In the Ilam province including 10 counties and its center called Ilam as well, people are from various ethnic groups of Kurds, Lur, Laks (the mixture of Lur and Kurd), and Arabs. However, the most prevailing costume and language in the province referred to as the Kurdish residents who speak slightly different from Kurds in Kermanshah and Kurdistan provinces.
Historically, the Elam (Elamites) Empire’s (2700- 539 B.C.) territory contained the southwestern parts of Iran’s Plateau with Susa (roughly the areas of modern-day Khuzestan) province, as the center of their ruling. Besides, some parts of the southeastern area of Tigris and Euphrates rivers in Mesopotamia belonged to Elam though difficult to determine the precise border of the lands they ruled over. The Elamites called their homeland “Hatamti” meaning the land of God, while during the Akkadian Empire (the first ancient empire of Mesopotamia in 2334-2154 B.C.) it was referred to as Elamoto.
It seems that the name of Ilam city has originated from the word Elamoto. Assurbanipal, the king of Assyria reigned in a span of 669 to 631 B.C., defeated Elam and plundered Susa; after this, this area never again turned into an independent government. Upon the Achaemenid ruling (550-330 B.C.), the area became a tributary of the central government. Importantly, over the years, the name of this area changed several times, out of which include Sirvan (taken from a river with the same name) and Poshtkouh (because of its geographical location in the western Zagros range behind Lorestan) during the Qajar era (1796-1925).

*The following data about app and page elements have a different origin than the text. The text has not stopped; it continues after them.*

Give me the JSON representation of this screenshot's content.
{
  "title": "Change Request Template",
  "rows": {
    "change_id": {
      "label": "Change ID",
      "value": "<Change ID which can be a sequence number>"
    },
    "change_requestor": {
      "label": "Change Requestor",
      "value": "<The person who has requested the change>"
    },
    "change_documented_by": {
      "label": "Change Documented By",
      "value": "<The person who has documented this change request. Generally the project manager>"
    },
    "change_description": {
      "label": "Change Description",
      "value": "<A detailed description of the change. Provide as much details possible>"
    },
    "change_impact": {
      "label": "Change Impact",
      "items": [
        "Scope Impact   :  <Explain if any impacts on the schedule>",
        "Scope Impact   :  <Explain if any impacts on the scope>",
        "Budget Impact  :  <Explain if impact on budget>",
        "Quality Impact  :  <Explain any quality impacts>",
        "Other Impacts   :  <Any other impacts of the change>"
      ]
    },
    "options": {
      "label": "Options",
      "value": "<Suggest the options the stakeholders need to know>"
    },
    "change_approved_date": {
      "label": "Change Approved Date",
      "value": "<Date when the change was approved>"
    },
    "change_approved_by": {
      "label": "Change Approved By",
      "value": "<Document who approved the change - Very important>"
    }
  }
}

The pristine and beautiful nature of the area is considered the most important natural attraction of Ilam. On the other hand, the historical and cultural attractions of the province include Vali Castle of Ilam, Falahati Palace, Taq-e Shirin and Farhad, Siahgel Fire Temple, and the remains of the Sassanid city of Sarab-e Kalan. In terms of handicrafts, the most prevailing ones in the region are carpet and kilim usually woven in a floral pattern. The wool used in creating the threads of this carpet is of high quality, while silk threads are also very common in this region.
The nomadic handicrafts of the province include Chit, Tough, Davar, Gouchan, and Douk. When it comes to eatable souvenirs, Kermanshahi oil, Tuff (made of milk and cheese), mountain honey, and chewing gum are known in Ilam. The main ingredients of the local foods are peas, beans, and meat.